Jordan Zimmermann will get the Opening Day nod for the Tigers, despite a rough second season in Motown a year ago. He made 29 starts, but went 8-13 with a 6.08 ERA and a 1.55 WHIP, easily the worst numbers of his nine-year career. A former 19-game winner in 2013 with the Nationals, he has won a combined 17 in his 48 games with Detroit. Michael Fulmer will slot in behind Zimmermann. He has been good in a pair of seasons for the club, including a win in the American League Rookie of the Year voting in 2016. He made 25 starts last year, going 10-12 with a 3.83 ERA and a 1.15 WHIP while being named to the AL All-Star team. Health was the bigger question for him last year, as he missed two weeks at the beginning of August and then all of September with right elbow issues.
Tigers’ 2018 Outlook: It may be a race to the cellar again for the Tigers, who will be young and inexperienced with a talent base that should dwarf that of the other teams in the division, even with so many clubs rebuilding.
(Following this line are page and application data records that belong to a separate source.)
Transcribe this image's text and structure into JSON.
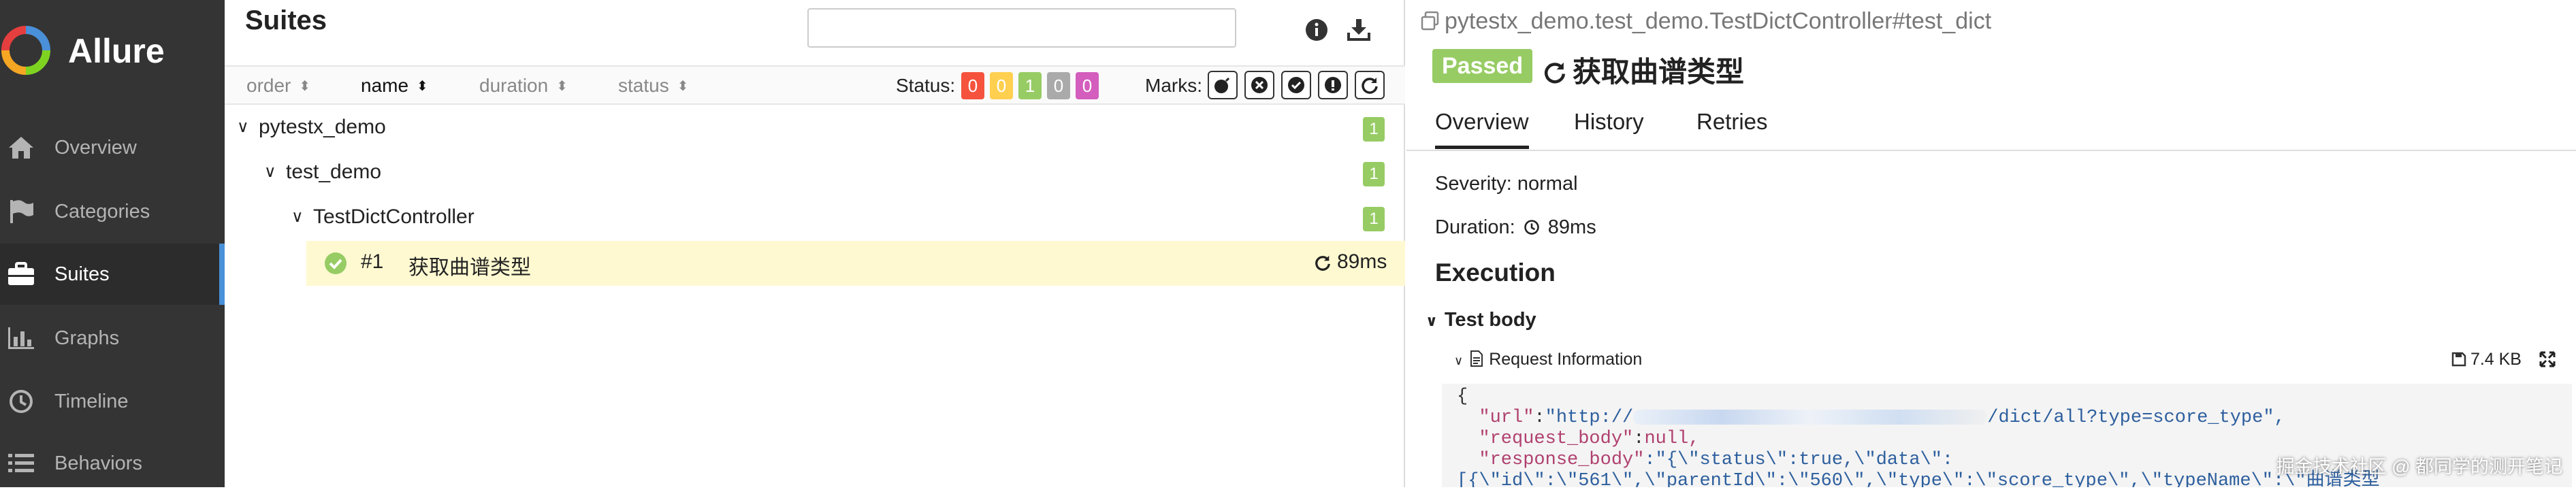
{
  "sidebar": {
    "brand": "Allure",
    "items": [
      {
        "label": "Overview",
        "icon": "home-icon"
      },
      {
        "label": "Categories",
        "icon": "flag-icon"
      },
      {
        "label": "Suites",
        "icon": "briefcase-icon",
        "active": true
      },
      {
        "label": "Graphs",
        "icon": "bar-chart-icon"
      },
      {
        "label": "Timeline",
        "icon": "clock-icon"
      },
      {
        "label": "Behaviors",
        "icon": "list-icon"
      }
    ]
  },
  "suites": {
    "title": "Suites",
    "search_placeholder": "",
    "sort": {
      "order": "order",
      "name": "name",
      "duration": "duration",
      "status": "status"
    },
    "status_label": "Status:",
    "status_counts": [
      {
        "value": "0",
        "color": "#f5533d"
      },
      {
        "value": "0",
        "color": "#ffd050"
      },
      {
        "value": "1",
        "color": "#97cc64"
      },
      {
        "value": "0",
        "color": "#aaaaaa"
      },
      {
        "value": "0",
        "color": "#d35ebe"
      }
    ],
    "marks_label": "Marks:",
    "tree": [
      {
        "name": "pytestx_demo",
        "count": "1"
      },
      {
        "name": "test_demo",
        "count": "1"
      },
      {
        "name": "TestDictController",
        "count": "1"
      }
    ],
    "leaf": {
      "number": "#1",
      "name": "获取曲谱类型",
      "duration": "89ms"
    }
  },
  "testcase": {
    "full_name": "pytestx_demo.test_demo.TestDictController#test_dict",
    "status": "Passed",
    "name": "获取曲谱类型",
    "tabs": [
      "Overview",
      "History",
      "Retries"
    ],
    "severity": "Severity: normal",
    "duration_label": "Duration:",
    "duration": "89ms",
    "execution": "Execution",
    "test_body": "Test body",
    "attachment": "Request Information",
    "attachment_size": "7.4 KB",
    "code": {
      "line1": "{",
      "url_key": "\"url\"",
      "url_prefix": "\"http://",
      "url_suffix": "/dict/all?type=score_type\",",
      "body_key": "\"request_body\"",
      "body_val": "null,",
      "resp_key": "\"response_body\"",
      "resp_val": ":\"{\\\"status\\\":true,\\\"data\\\":",
      "line5": "[{\\\"id\\\":\\\"561\\\",\\\"parentId\\\":\\\"560\\\",\\\"type\\\":\\\"score_type\\\",\\\"typeName\\\":\\\"曲谱类型"
    }
  },
  "watermark": "掘金技术社区 @ 都同学的测开笔记"
}
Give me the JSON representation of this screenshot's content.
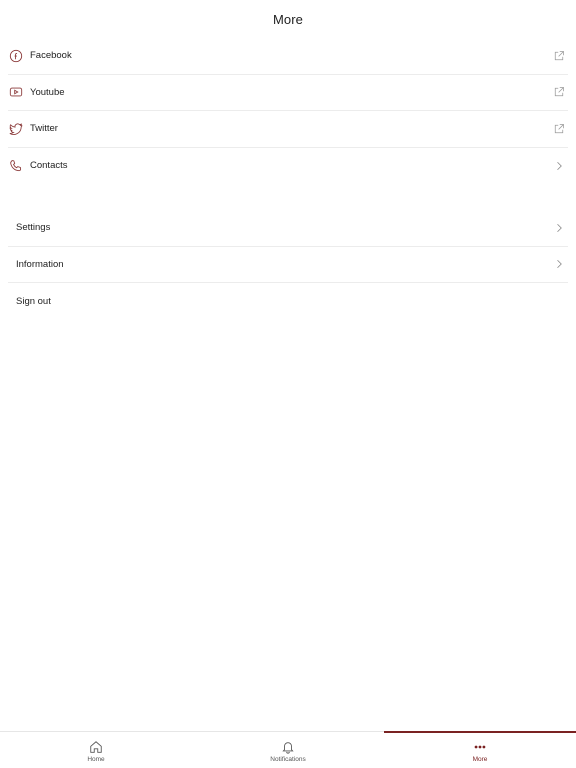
{
  "header": {
    "title": "More"
  },
  "social": [
    {
      "label": "Facebook",
      "icon": "facebook-icon",
      "trail": "external-link-icon"
    },
    {
      "label": "Youtube",
      "icon": "youtube-icon",
      "trail": "external-link-icon"
    },
    {
      "label": "Twitter",
      "icon": "twitter-icon",
      "trail": "external-link-icon"
    },
    {
      "label": "Contacts",
      "icon": "phone-icon",
      "trail": "chevron-right-icon"
    }
  ],
  "general": [
    {
      "label": "Settings",
      "trail": "chevron-right-icon"
    },
    {
      "label": "Information",
      "trail": "chevron-right-icon"
    },
    {
      "label": "Sign out"
    }
  ],
  "tabs": [
    {
      "label": "Home",
      "icon": "home-icon",
      "active": false
    },
    {
      "label": "Notifications",
      "icon": "bell-icon",
      "active": false
    },
    {
      "label": "More",
      "icon": "more-dots-icon",
      "active": true
    }
  ],
  "colors": {
    "accent": "#7a2222",
    "icon": "#8b3a3a",
    "divider": "#ececec"
  }
}
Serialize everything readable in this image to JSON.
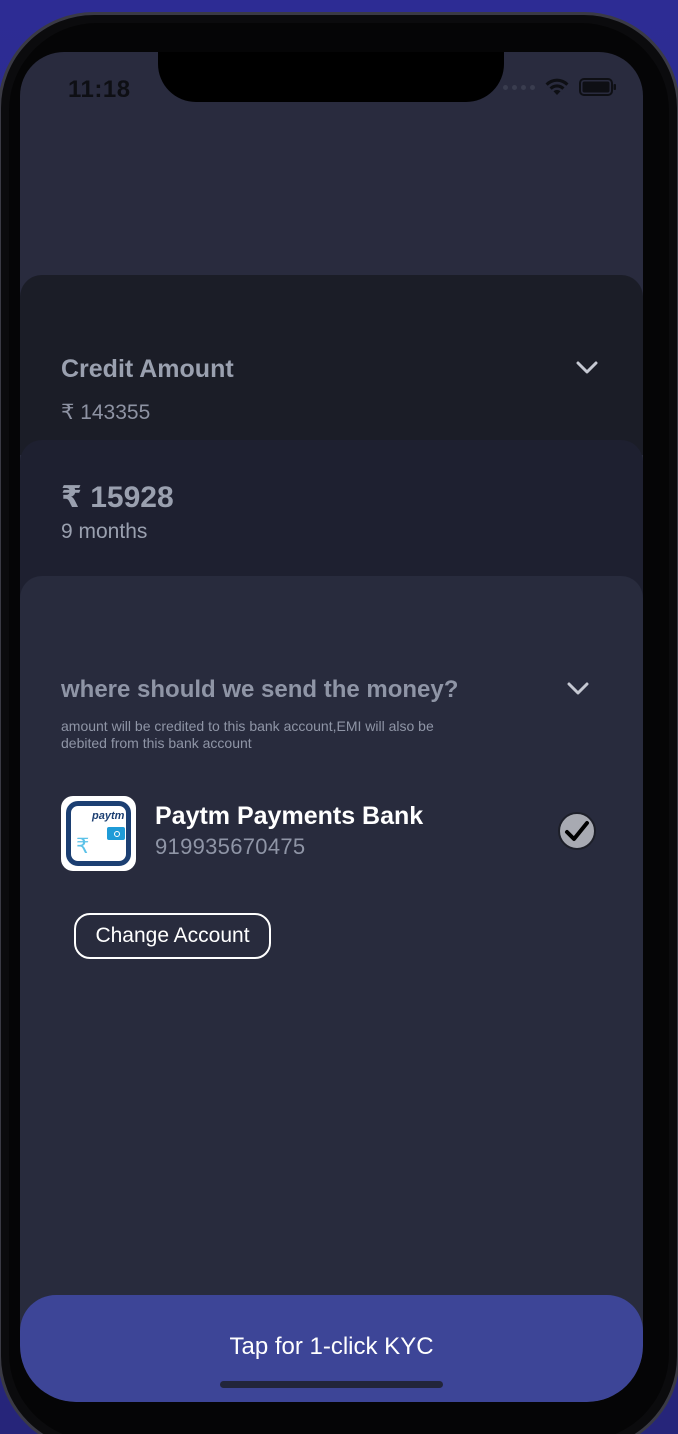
{
  "status": {
    "time": "11:18"
  },
  "credit": {
    "title": "Credit Amount",
    "value": "₹ 143355"
  },
  "emi": {
    "amount": "₹ 15928",
    "tenure": "9 months"
  },
  "bank": {
    "title": "where should we send the money?",
    "subtitle": "amount will be credited to this bank account,EMI will also be debited from this bank account",
    "name": "Paytm Payments Bank",
    "account": "919935670475",
    "logo_text": "paytm",
    "change_label": "Change Account"
  },
  "kyc": {
    "label": "Tap for 1-click KYC"
  },
  "icons": {
    "chevron": "chevron-down-icon",
    "check": "check-circle-icon",
    "wifi": "wifi-icon",
    "battery": "battery-icon"
  },
  "colors": {
    "screen_bg": "#292b3e",
    "kyc_button": "#3d4597",
    "text_muted": "#8f95a6"
  }
}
V-Mart and Cabrera are heading towards the back ends of their careers, and it would be unlikely that the two vets could carry a team far on their own, especially with recent downticks in their production and their own health problems of late.
The real wins that the Tigers will be watching for this season will be in establishing which players can become part of the core to build around for the future. Gardenhire has been known to get the best out of his players and he should be an asset to their clubhouse, even if the early returns are lacking. They will need some new contributors on both sides of the ball and soon, as after bro-guy Cabrera (who is locked up through at least 2023 at a cost of $184 million with vesting options in place for the following two seasons at $30 million a year) and Fulmer (who is under team control through 2022), the talent drops off of the roster quickly in the coming years. Martinez’s contract ends after this season, Castellanos is a free agent after the 2019 campaign, and Zimmermann hits the market after 2020.
With a middle-of-the-pack farm system, the Tigers will need to hit on some of their auditioning youth if they hope to turn things around quickly in the AL Central.
Photo: Duane Burleson/Getty Images